Brief: Whenever a picture appears, leave it out while repeating all the other data exactly.

Supplied data:
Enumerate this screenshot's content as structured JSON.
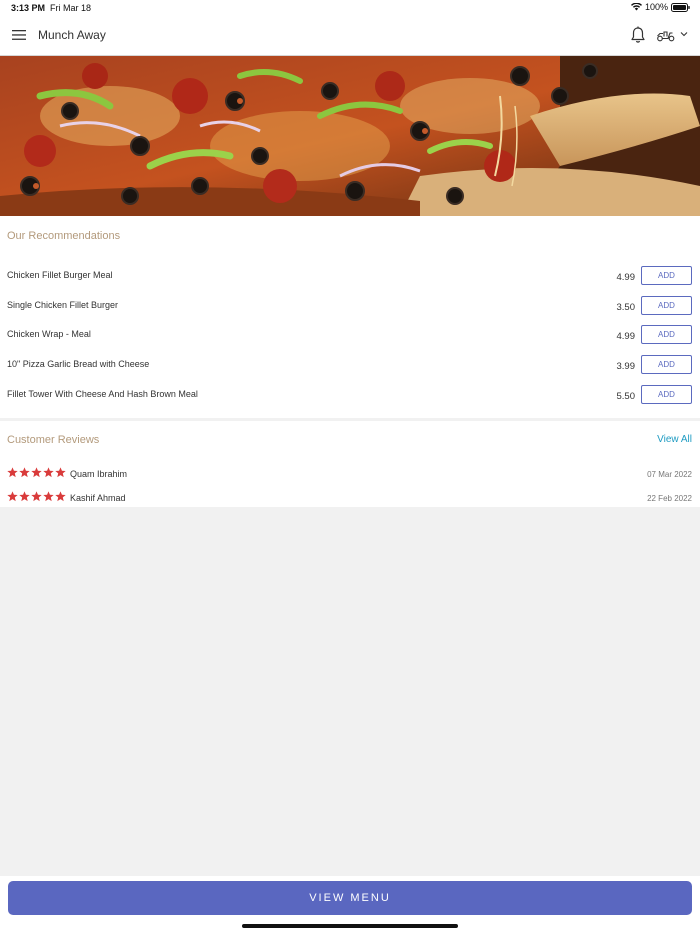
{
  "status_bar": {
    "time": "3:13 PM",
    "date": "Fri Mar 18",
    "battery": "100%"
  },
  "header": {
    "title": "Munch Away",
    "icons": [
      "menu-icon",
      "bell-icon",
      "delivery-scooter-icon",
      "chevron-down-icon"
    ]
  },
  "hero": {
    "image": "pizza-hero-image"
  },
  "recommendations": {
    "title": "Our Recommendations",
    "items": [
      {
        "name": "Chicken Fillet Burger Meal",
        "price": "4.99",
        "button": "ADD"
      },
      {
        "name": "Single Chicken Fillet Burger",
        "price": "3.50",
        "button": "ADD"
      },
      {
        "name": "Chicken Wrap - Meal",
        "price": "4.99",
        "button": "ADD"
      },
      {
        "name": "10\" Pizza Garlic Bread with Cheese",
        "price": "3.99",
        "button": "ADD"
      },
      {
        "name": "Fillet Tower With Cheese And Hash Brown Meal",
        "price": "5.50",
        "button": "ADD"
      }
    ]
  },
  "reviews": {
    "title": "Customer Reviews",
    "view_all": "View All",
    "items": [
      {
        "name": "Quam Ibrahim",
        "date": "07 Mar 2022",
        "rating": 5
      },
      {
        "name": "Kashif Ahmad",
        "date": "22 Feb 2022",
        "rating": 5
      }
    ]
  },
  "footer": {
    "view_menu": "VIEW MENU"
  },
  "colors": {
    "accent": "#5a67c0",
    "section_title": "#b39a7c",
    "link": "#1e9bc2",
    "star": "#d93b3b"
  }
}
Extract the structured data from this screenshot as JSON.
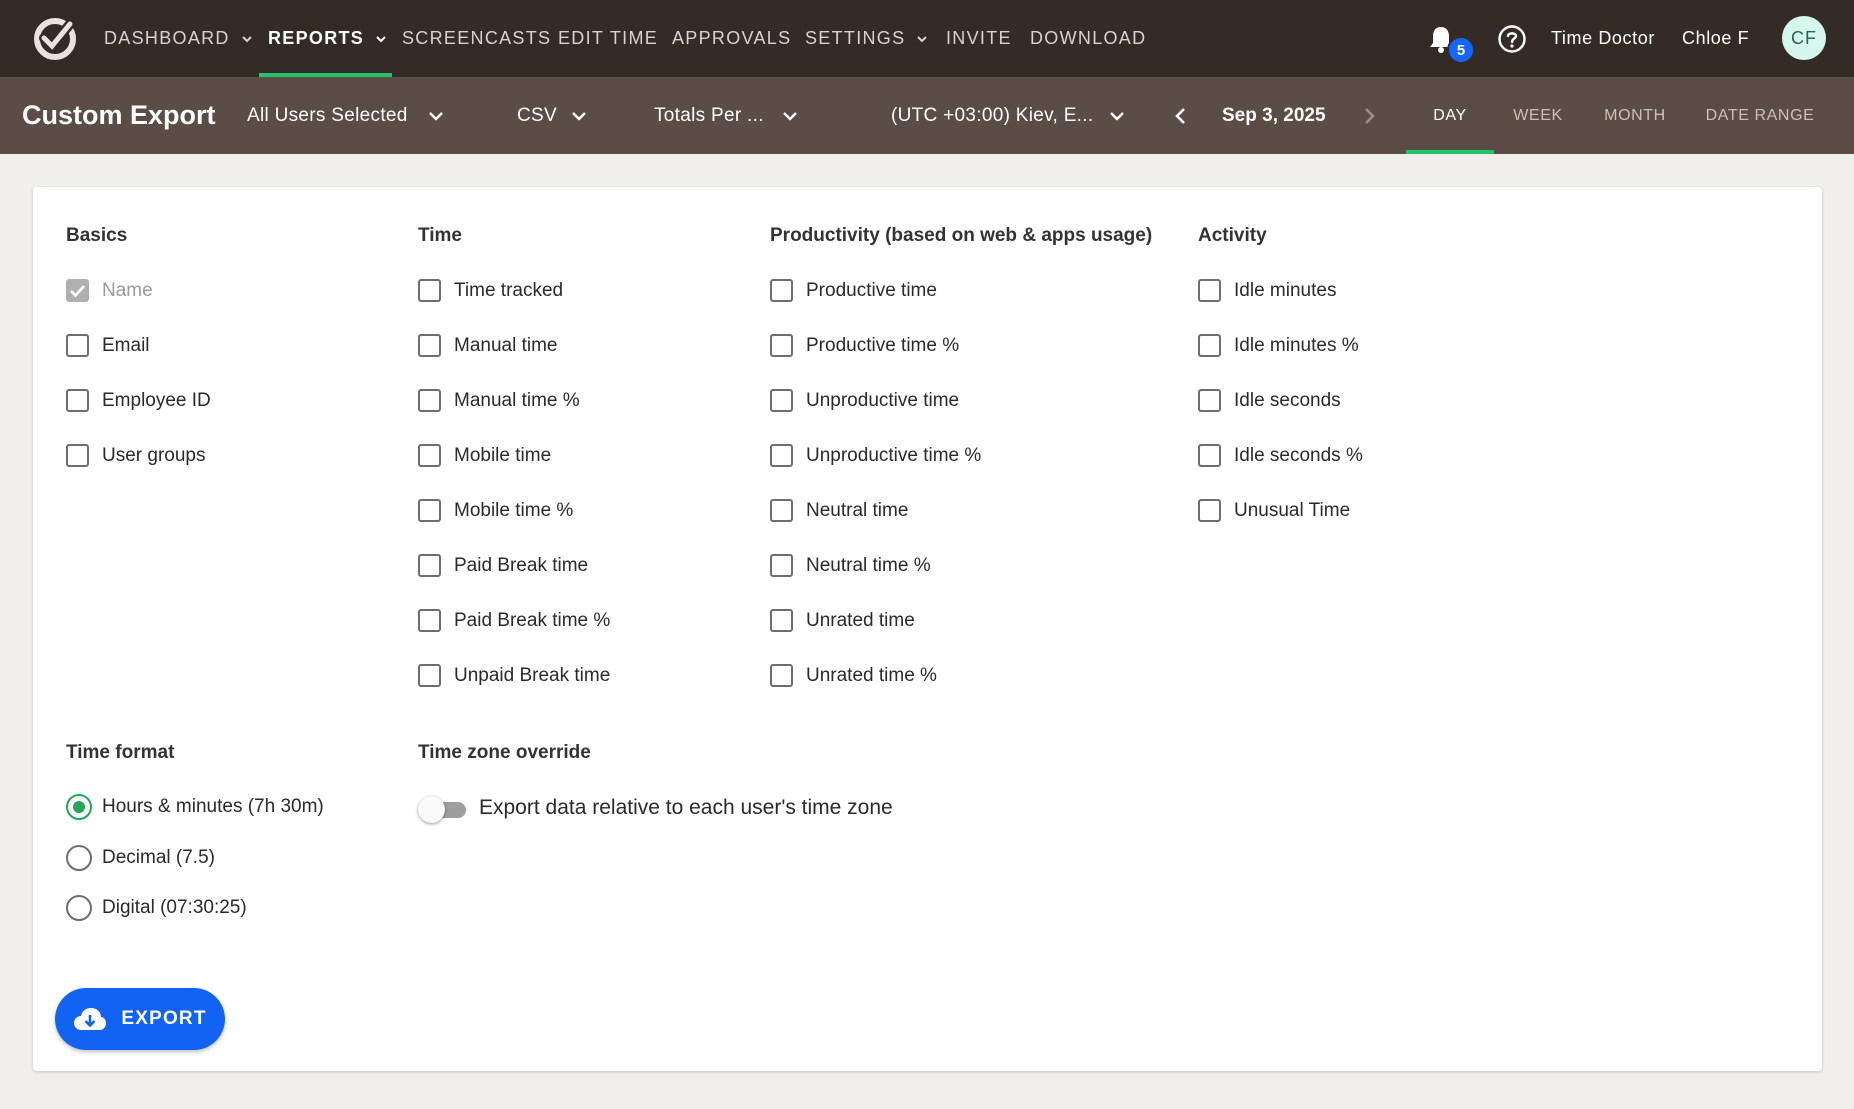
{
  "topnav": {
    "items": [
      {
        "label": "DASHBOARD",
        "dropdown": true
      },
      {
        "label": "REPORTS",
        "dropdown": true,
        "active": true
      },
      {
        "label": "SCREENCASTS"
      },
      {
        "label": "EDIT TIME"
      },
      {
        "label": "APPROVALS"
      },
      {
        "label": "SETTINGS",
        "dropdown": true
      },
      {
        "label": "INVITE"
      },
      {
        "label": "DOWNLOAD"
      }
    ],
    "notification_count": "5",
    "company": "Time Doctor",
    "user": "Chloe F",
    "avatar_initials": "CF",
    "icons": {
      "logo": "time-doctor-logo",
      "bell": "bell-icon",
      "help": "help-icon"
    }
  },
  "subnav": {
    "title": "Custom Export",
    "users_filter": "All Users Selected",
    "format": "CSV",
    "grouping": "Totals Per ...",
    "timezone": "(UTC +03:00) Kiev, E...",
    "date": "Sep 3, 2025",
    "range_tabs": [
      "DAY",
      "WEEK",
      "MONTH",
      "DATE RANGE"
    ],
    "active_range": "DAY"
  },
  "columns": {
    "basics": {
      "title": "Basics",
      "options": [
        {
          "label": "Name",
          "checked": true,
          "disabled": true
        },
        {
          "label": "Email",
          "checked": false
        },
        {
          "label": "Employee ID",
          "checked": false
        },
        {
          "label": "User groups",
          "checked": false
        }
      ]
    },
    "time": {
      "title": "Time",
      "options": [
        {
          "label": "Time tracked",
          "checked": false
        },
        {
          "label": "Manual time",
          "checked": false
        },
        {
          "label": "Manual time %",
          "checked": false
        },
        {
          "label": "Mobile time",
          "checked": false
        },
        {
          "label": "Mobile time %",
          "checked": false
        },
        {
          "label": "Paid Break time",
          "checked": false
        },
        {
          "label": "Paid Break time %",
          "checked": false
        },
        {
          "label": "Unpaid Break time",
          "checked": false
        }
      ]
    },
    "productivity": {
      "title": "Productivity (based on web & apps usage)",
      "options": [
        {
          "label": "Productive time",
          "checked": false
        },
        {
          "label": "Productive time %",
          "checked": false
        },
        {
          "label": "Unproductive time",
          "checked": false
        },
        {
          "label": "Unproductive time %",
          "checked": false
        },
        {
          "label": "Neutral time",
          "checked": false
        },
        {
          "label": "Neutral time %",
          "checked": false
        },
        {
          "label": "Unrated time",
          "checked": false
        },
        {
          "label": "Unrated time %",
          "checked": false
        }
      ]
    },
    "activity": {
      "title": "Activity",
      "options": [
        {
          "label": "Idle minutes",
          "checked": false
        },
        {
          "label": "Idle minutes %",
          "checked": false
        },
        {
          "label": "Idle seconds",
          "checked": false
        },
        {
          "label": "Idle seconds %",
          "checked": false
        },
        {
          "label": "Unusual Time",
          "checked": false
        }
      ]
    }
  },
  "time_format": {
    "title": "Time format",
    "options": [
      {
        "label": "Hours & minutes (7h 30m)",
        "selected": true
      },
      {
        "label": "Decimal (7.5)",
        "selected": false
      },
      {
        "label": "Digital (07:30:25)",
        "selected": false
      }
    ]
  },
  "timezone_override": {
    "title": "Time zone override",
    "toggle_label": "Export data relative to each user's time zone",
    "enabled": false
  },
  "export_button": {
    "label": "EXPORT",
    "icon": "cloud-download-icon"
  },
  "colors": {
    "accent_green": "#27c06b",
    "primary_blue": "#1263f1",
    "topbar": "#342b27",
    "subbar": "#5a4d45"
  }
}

Result of this task:
Enumerate this screenshot's content as structured JSON.
{
  "status_bar": {
    "time": "3:13 PM",
    "date": "Fri Mar 18",
    "battery": "100%"
  },
  "header": {
    "title": "Munch Away",
    "icons": [
      "menu-icon",
      "bell-icon",
      "delivery-scooter-icon",
      "chevron-down-icon"
    ]
  },
  "hero": {
    "image": "pizza-hero-image"
  },
  "recommendations": {
    "title": "Our Recommendations",
    "items": [
      {
        "name": "Chicken Fillet Burger Meal",
        "price": "4.99",
        "button": "ADD"
      },
      {
        "name": "Single Chicken Fillet Burger",
        "price": "3.50",
        "button": "ADD"
      },
      {
        "name": "Chicken Wrap - Meal",
        "price": "4.99",
        "button": "ADD"
      },
      {
        "name": "10\" Pizza Garlic Bread with Cheese",
        "price": "3.99",
        "button": "ADD"
      },
      {
        "name": "Fillet Tower With Cheese And Hash Brown Meal",
        "price": "5.50",
        "button": "ADD"
      }
    ]
  },
  "reviews": {
    "title": "Customer Reviews",
    "view_all": "View All",
    "items": [
      {
        "name": "Quam Ibrahim",
        "date": "07 Mar 2022",
        "rating": 5
      },
      {
        "name": "Kashif Ahmad",
        "date": "22 Feb 2022",
        "rating": 5
      }
    ]
  },
  "footer": {
    "view_menu": "VIEW MENU"
  },
  "colors": {
    "accent": "#5a67c0",
    "section_title": "#b39a7c",
    "link": "#1e9bc2",
    "star": "#d93b3b"
  }
}
Extract the structured data from this screenshot as JSON.
{
  "topnav": {
    "items": [
      {
        "label": "DASHBOARD",
        "dropdown": true
      },
      {
        "label": "REPORTS",
        "dropdown": true,
        "active": true
      },
      {
        "label": "SCREENCASTS"
      },
      {
        "label": "EDIT TIME"
      },
      {
        "label": "APPROVALS"
      },
      {
        "label": "SETTINGS",
        "dropdown": true
      },
      {
        "label": "INVITE"
      },
      {
        "label": "DOWNLOAD"
      }
    ],
    "notification_count": "5",
    "company": "Time Doctor",
    "user": "Chloe F",
    "avatar_initials": "CF",
    "icons": {
      "logo": "time-doctor-logo",
      "bell": "bell-icon",
      "help": "help-icon"
    }
  },
  "subnav": {
    "title": "Custom Export",
    "users_filter": "All Users Selected",
    "format": "CSV",
    "grouping": "Totals Per ...",
    "timezone": "(UTC +03:00) Kiev, E...",
    "date": "Sep 3, 2025",
    "range_tabs": [
      "DAY",
      "WEEK",
      "MONTH",
      "DATE RANGE"
    ],
    "active_range": "DAY"
  },
  "columns": {
    "basics": {
      "title": "Basics",
      "options": [
        {
          "label": "Name",
          "checked": true,
          "disabled": true
        },
        {
          "label": "Email",
          "checked": false
        },
        {
          "label": "Employee ID",
          "checked": false
        },
        {
          "label": "User groups",
          "checked": false
        }
      ]
    },
    "time": {
      "title": "Time",
      "options": [
        {
          "label": "Time tracked",
          "checked": false
        },
        {
          "label": "Manual time",
          "checked": false
        },
        {
          "label": "Manual time %",
          "checked": false
        },
        {
          "label": "Mobile time",
          "checked": false
        },
        {
          "label": "Mobile time %",
          "checked": false
        },
        {
          "label": "Paid Break time",
          "checked": false
        },
        {
          "label": "Paid Break time %",
          "checked": false
        },
        {
          "label": "Unpaid Break time",
          "checked": false
        }
      ]
    },
    "productivity": {
      "title": "Productivity (based on web & apps usage)",
      "options": [
        {
          "label": "Productive time",
          "checked": false
        },
        {
          "label": "Productive time %",
          "checked": false
        },
        {
          "label": "Unproductive time",
          "checked": false
        },
        {
          "label": "Unproductive time %",
          "checked": false
        },
        {
          "label": "Neutral time",
          "checked": false
        },
        {
          "label": "Neutral time %",
          "checked": false
        },
        {
          "label": "Unrated time",
          "checked": false
        },
        {
          "label": "Unrated time %",
          "checked": false
        }
      ]
    },
    "activity": {
      "title": "Activity",
      "options": [
        {
          "label": "Idle minutes",
          "checked": false
        },
        {
          "label": "Idle minutes %",
          "checked": false
        },
        {
          "label": "Idle seconds",
          "checked": false
        },
        {
          "label": "Idle seconds %",
          "checked": false
        },
        {
          "label": "Unusual Time",
          "checked": false
        }
      ]
    }
  },
  "time_format": {
    "title": "Time format",
    "options": [
      {
        "label": "Hours & minutes (7h 30m)",
        "selected": true
      },
      {
        "label": "Decimal (7.5)",
        "selected": false
      },
      {
        "label": "Digital (07:30:25)",
        "selected": false
      }
    ]
  },
  "timezone_override": {
    "title": "Time zone override",
    "toggle_label": "Export data relative to each user's time zone",
    "enabled": false
  },
  "export_button": {
    "label": "EXPORT",
    "icon": "cloud-download-icon"
  },
  "colors": {
    "accent_green": "#27c06b",
    "primary_blue": "#1263f1",
    "topbar": "#342b27",
    "subbar": "#5a4d45"
  }
}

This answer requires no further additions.